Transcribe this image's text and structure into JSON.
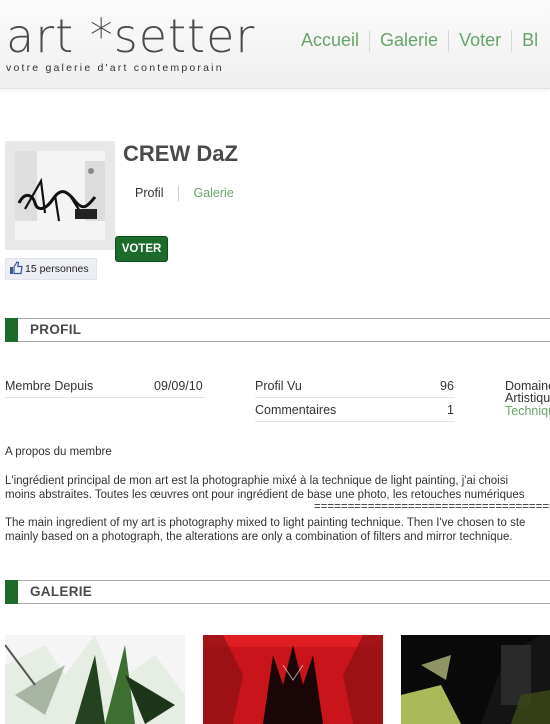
{
  "site": {
    "logo": "art *setter",
    "tagline": "votre galerie d'art contemporain",
    "nav": [
      "Accueil",
      "Galerie",
      "Voter",
      "Bl"
    ]
  },
  "profile": {
    "name": "CREW DaZ",
    "tabs": {
      "profil": "Profil",
      "galerie": "Galerie"
    },
    "vote_button": "VOTER",
    "likes_text": "15 personnes"
  },
  "sections": {
    "profil": "PROFIL",
    "galerie": "GALERIE"
  },
  "stats": {
    "membre_depuis_label": "Membre Depuis",
    "membre_depuis_value": "09/09/10",
    "profil_vu_label": "Profil Vu",
    "profil_vu_value": "96",
    "commentaires_label": "Commentaires",
    "commentaires_value": "1",
    "domaine_label_1": "Domaine",
    "domaine_label_2": "Artistique",
    "domaine_value": "Techniqu"
  },
  "about": {
    "heading": "A propos du membre",
    "fr_line1": "L'ingrédient principal de mon art est la photographie mixé à la technique de light painting, j'ai choisi",
    "fr_line2": "moins abstraites. Toutes les œuvres ont pour ingrédient de base une photo, les retouches numériques",
    "separator": "=====================================",
    "en_line1": "The main ingredient of my art is photography mixed to light painting technique. Then I've chosen to ste",
    "en_line2": "mainly based on a photograph, the alterations are only a combination of filters and mirror technique."
  },
  "colors": {
    "accent_green": "#1d6b2c",
    "link_green": "#69a36b"
  }
}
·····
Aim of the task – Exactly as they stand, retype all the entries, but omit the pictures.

Output for this exercise –
Transcribe this image's text and structure into JSON.
{
  "site": {
    "logo": "art *setter",
    "tagline": "votre galerie d'art contemporain",
    "nav": [
      "Accueil",
      "Galerie",
      "Voter",
      "Bl"
    ]
  },
  "profile": {
    "name": "CREW DaZ",
    "tabs": {
      "profil": "Profil",
      "galerie": "Galerie"
    },
    "vote_button": "VOTER",
    "likes_text": "15 personnes"
  },
  "sections": {
    "profil": "PROFIL",
    "galerie": "GALERIE"
  },
  "stats": {
    "membre_depuis_label": "Membre Depuis",
    "membre_depuis_value": "09/09/10",
    "profil_vu_label": "Profil Vu",
    "profil_vu_value": "96",
    "commentaires_label": "Commentaires",
    "commentaires_value": "1",
    "domaine_label_1": "Domaine",
    "domaine_label_2": "Artistique",
    "domaine_value": "Techniqu"
  },
  "about": {
    "heading": "A propos du membre",
    "fr_line1": "L'ingrédient principal de mon art est la photographie mixé à la technique de light painting, j'ai choisi",
    "fr_line2": "moins abstraites. Toutes les œuvres ont pour ingrédient de base une photo, les retouches numériques",
    "separator": "=====================================",
    "en_line1": "The main ingredient of my art is photography mixed to light painting technique. Then I've chosen to ste",
    "en_line2": "mainly based on a photograph, the alterations are only a combination of filters and mirror technique."
  },
  "colors": {
    "accent_green": "#1d6b2c",
    "link_green": "#69a36b"
  }
}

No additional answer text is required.